Quincey, Thomas De. Confessions of an English Opium-Eater
RACHEL SWEET: Hey, girl. What you doing over there?
UNIDENTIFIED WOMAN: Can’t you see? I’m spraying my hair.
SWEET: (Singing) Let me tell you ’bout the latest craze. Mama’s hoping that it’s just a phase. But I know it’s gonna last forever. You gotta see the way it keeps my head together. I gave my dollar to the drugstore man. I bought that magic potion in a 12-ounce can. Now I know when I make the scene, they’re gonna stop and wonder, who’s that beauty queen? Yeah.
UNIDENTIFIED SINGERS: (Singing) Hairspray.
SWEET: (Singing) Mama told me not to use it.
UNIDENTIFIED SINGERS: (Singing) Hairspray.
Girls who took notes using 50 different colored pens, where are you now? Do you still continue to write using all those colors? from r/AskReddit
Unfortunately not allowed in the line of work i chose. So now i use 50 different colored Post-It notes. Improvise, adapt and overcome.
If I may ask, what line of work are you in that prohibits the choice to use different colored pens?
I work in an office, so it’s sort of a silly rule. However, it does look more professional, and blue/black ink is just better for scanning/printing purposes.
I used to work for a CPA/professional auditor who advised me to keep purple pens on hand for original signatures.

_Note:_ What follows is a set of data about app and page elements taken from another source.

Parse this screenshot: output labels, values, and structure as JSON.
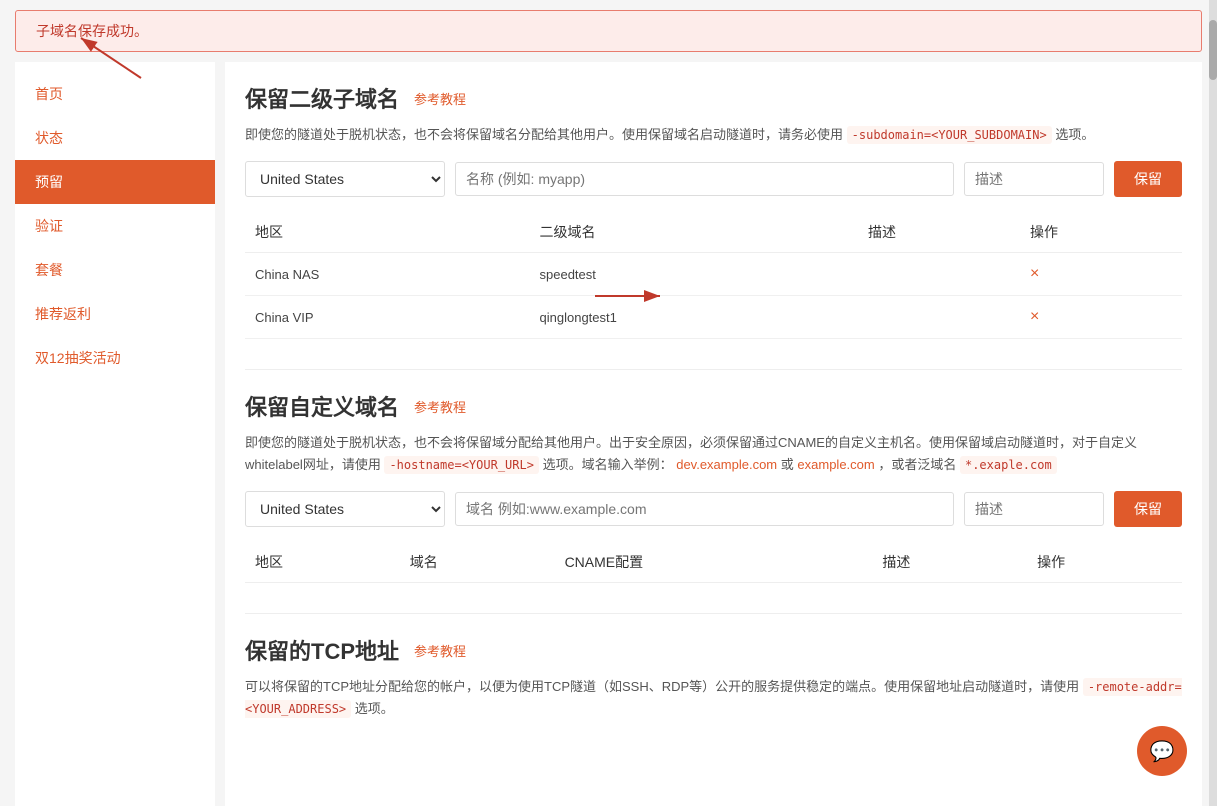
{
  "banner": {
    "message": "子域名保存成功。"
  },
  "sidebar": {
    "items": [
      {
        "label": "首页",
        "id": "home",
        "active": false
      },
      {
        "label": "状态",
        "id": "status",
        "active": false
      },
      {
        "label": "预留",
        "id": "reserve",
        "active": true
      },
      {
        "label": "验证",
        "id": "verify",
        "active": false
      },
      {
        "label": "套餐",
        "id": "plan",
        "active": false
      },
      {
        "label": "推荐返利",
        "id": "referral",
        "active": false
      },
      {
        "label": "双12抽奖活动",
        "id": "lottery",
        "active": false
      }
    ]
  },
  "section1": {
    "title": "保留二级子域名",
    "ref_link": "参考教程",
    "desc1": "即使您的隧道处于脱机状态，也不会将保留域名分配给其他用户。使用保留域名启动隧道时，请务必使用",
    "highlight1": "-subdomain=<YOUR_SUBDOMAIN>",
    "desc2": "选项。",
    "select_placeholder": "United States",
    "input_placeholder": "名称 (例如: myapp)",
    "desc_placeholder": "描述",
    "save_btn": "保留",
    "table": {
      "headers": [
        "地区",
        "二级域名",
        "描述",
        "操作"
      ],
      "rows": [
        {
          "region": "China NAS",
          "subdomain": "speedtest",
          "desc": "",
          "op": "×"
        },
        {
          "region": "China VIP",
          "subdomain": "qinglongtest1",
          "desc": "",
          "op": "×"
        }
      ]
    }
  },
  "section2": {
    "title": "保留自定义域名",
    "ref_link": "参考教程",
    "desc1": "即使您的隧道处于脱机状态，也不会将保留域分配给其他用户。出于安全原因，必须保留通过CNAME的自定义主机名。使用保留域启动隧道时，对于自定义whitelabel网址，请使用",
    "highlight1": "-hostname=<YOUR_URL>",
    "desc2": "选项。域名输入举例：",
    "link1": "dev.example.com",
    "desc3": "或",
    "link2": "example.com",
    "desc4": "，或者泛域名",
    "highlight2": "*.exaple.com",
    "select_placeholder": "United States",
    "input_placeholder": "域名 例如:www.example.com",
    "desc_placeholder": "描述",
    "save_btn": "保留",
    "table": {
      "headers": [
        "地区",
        "域名",
        "CNAME配置",
        "描述",
        "操作"
      ]
    }
  },
  "section3": {
    "title": "保留的TCP地址",
    "ref_link": "参考教程",
    "desc1": "可以将保留的TCP地址分配给您的帐户，以便为使用TCP隧道（如SSH、RDP等）公开的服务提供稳定的端点。使用保留地址启动隧道时，请使用",
    "highlight1": "-remote-addr=<YOUR_ADDRESS>",
    "desc2": "选项。"
  },
  "chat_icon": "💬"
}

She did.
She said you’ll always be able to tell at a glance if you’re really the one who signed it, since almost no-one will have a purple pen around to fudge your signature. and no-one will kick up a fuss since it’s basically a blue pen.
Unless my grandma decides to go on a fraud spree. Purple’s her favorite color and the ONLY color she ever writes with.. so beware

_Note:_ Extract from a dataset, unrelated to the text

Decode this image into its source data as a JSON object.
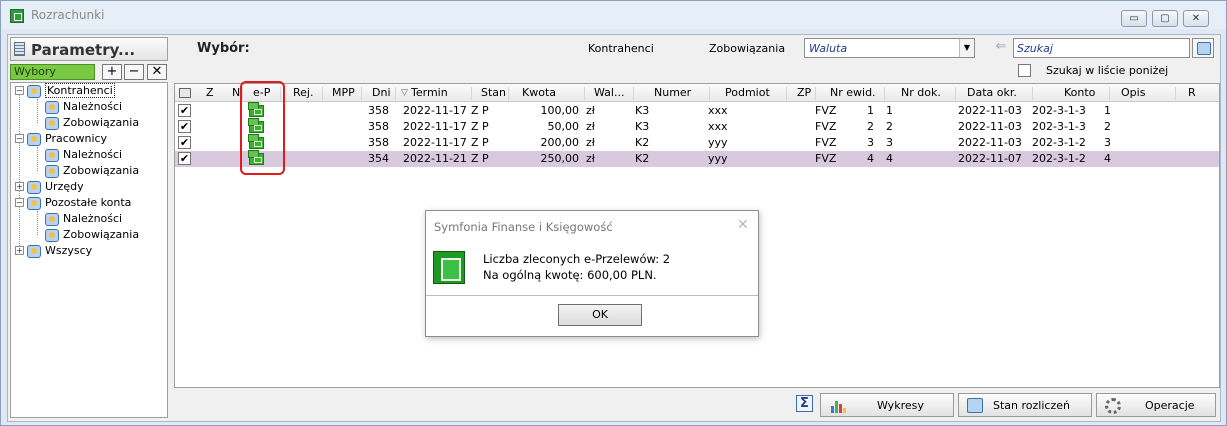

ENGLAND IN 1819
An old, mad, blind, despised, and dying King;
Princes, the dregs of their dull race, who flow
Through public scorn,—mud from a muddy spring;
Rulers who neither see nor feel nor know,
But leechlike to their fainting country cling
Till they drop, blind in blood, without a blow.
A people starved and stabbed in th’ untilled field;
An army, whom liberticide and prey
Makes as a two-edged sword to all who wield;
Golden and sanguine laws which tempt and slay;
Religion Christless, Godless—a book sealed;
A senate, Time’s worst statute, unrepealed—
Are graves from which a glorious Phantom may
Burst, to illumine our tempestuous day.
The sonnet describes a very forlorn reality. The poem passionately attacks, as the poet sees it, England’s decadent, oppressive ruling class. King George III is described as “old, mad, blind, despised, and dying”. The “leech-like” nobility (“princes”) metaphorically suck the blood from the people, who are, in the sonnet, oppressed, hungry, and hopeless, their fields untilled. Meanwhile, the army is corrupt and dangerous to liberty, the laws are harsh and useless, religion has lost its morality, and Parliament (the “Senate”) is a relic. In addition, the civil rights of the Catholic minority are non-existent “Time’s worst statute unrepealed”. In a startling burst of optimism, the last two lines express the hope that a “glorious Phantom” may spring forth from this decay and “illumine our tempestuous day”.
This poem was written as a response to the brutal Peterloo Massacre in August 1819.
“Myself, I found A Woman is a Woman resistable and My Life to Live tedious and yes I know that’s the point and life is like that but I prefer to live mine outside the movie theatre and it’s not as boring as M. Godard’s film.”
Dwight McDonald, On Movies
Commenting on the criticism of, and disagreeing with, critic John Russell Taylor, regarding Godard.